A driver was found with a firearm. Five arrests were for speed racing.
A driver who illegally burned out was arrested and his vehicle impounded, police said, and a search of the vehicle found five kilograms of cocaine.
Drivers participating in street races and takeovers typically stay in commercial lots with 100 or more parking spaces. Denise Sepeda, 26, used to shop at Target near Brookhurst Street and Westminster Boulevard in the evenings, but because of the meetings, she started shopping earlier in the day.
“They weren’t anywhere near my car, but you never know,” she said. “I can’t afford to fix my car if they hit it or damaged it in any way.”

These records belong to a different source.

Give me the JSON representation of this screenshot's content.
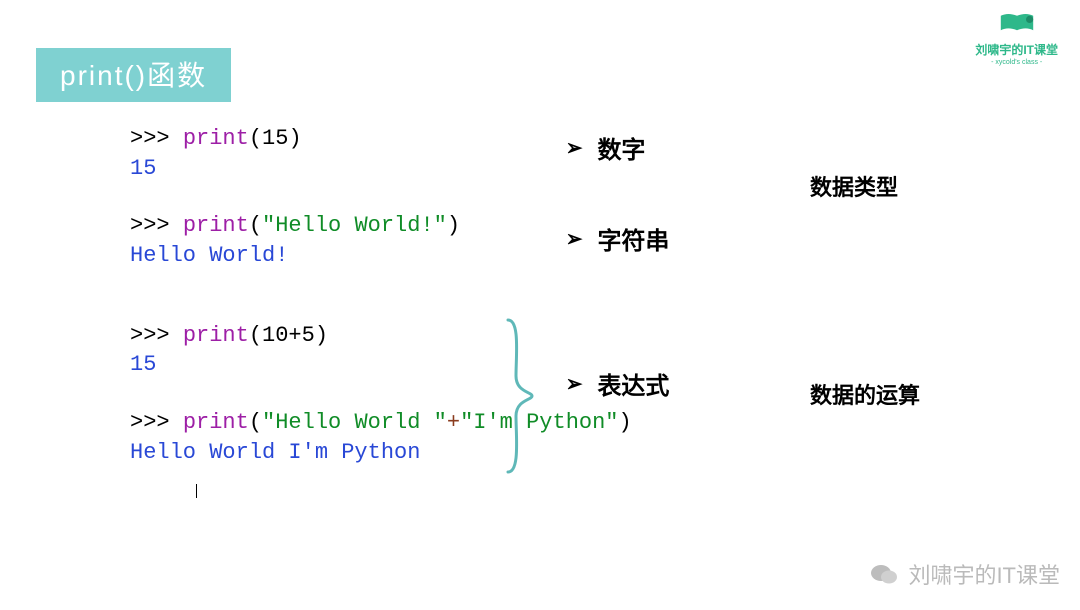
{
  "title": "print()函数",
  "logo": {
    "text": "刘啸宇的IT课堂",
    "sub": "- xycold's class -"
  },
  "code": {
    "b1": {
      "prompt": ">>> ",
      "fn": "print",
      "lp": "(",
      "arg": "15",
      "rp": ")",
      "out": "15"
    },
    "b2": {
      "prompt": ">>> ",
      "fn": "print",
      "lp": "(",
      "arg": "\"Hello World!\"",
      "rp": ")",
      "out": "Hello World!"
    },
    "b3": {
      "prompt": ">>> ",
      "fn": "print",
      "lp": "(",
      "arg": "10+5",
      "rp": ")",
      "out": "15"
    },
    "b4": {
      "prompt": ">>> ",
      "fn": "print",
      "lp": "(",
      "s1": "\"Hello World \"",
      "plus": "+",
      "s2": "\"I'm Python\"",
      "rp": ")",
      "out": "Hello World I'm Python"
    }
  },
  "bullets": {
    "arrow": "➢",
    "num": "数字",
    "str": "字符串",
    "expr": "表达式"
  },
  "annotations": {
    "datatype": "数据类型",
    "dataop": "数据的运算"
  },
  "watermark": "刘啸宇的IT课堂"
}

James Wolfe, 50, lives near properties frequented by police during the operation. He understands the love for a beautiful car and the need to show it off. He owns a 1965 Shelby Mustang and often takes it to local car shows.
“But these people disregard the neighborhoods they come into,” Wolfe said. “They leave a mess with ugly skid marks and make it dangerous for us to live our lives.”
Sergeant Wimmer hopes the month-long operation will make street racers think twice before coming to Garden Grove to engage in the illegal activities.
“We have a zero-tolerance approach to any kind of takeover, reckless driving or speed racing,” he said. “Anything that threatens the safety of anyone, we will do everything we can to hold that person accountable under the law.”
Velasquez, the Garden Grove resident who lost sleep because of the street racers, hopes those involved in the car meetings will take them to a safer place.
“Maybe they’re going to a real circuit or something,” he said. “Just stay out of my neighborhood.”
https://www.ocregister.com/2022/10/05/garden-grove-police-target-street-racing-and-takeovers-arresting-31-citing-800-plus/ Garden Grove Police Arrest 31, Charge 823 for Street Racing, Street Takeover – Orange County Register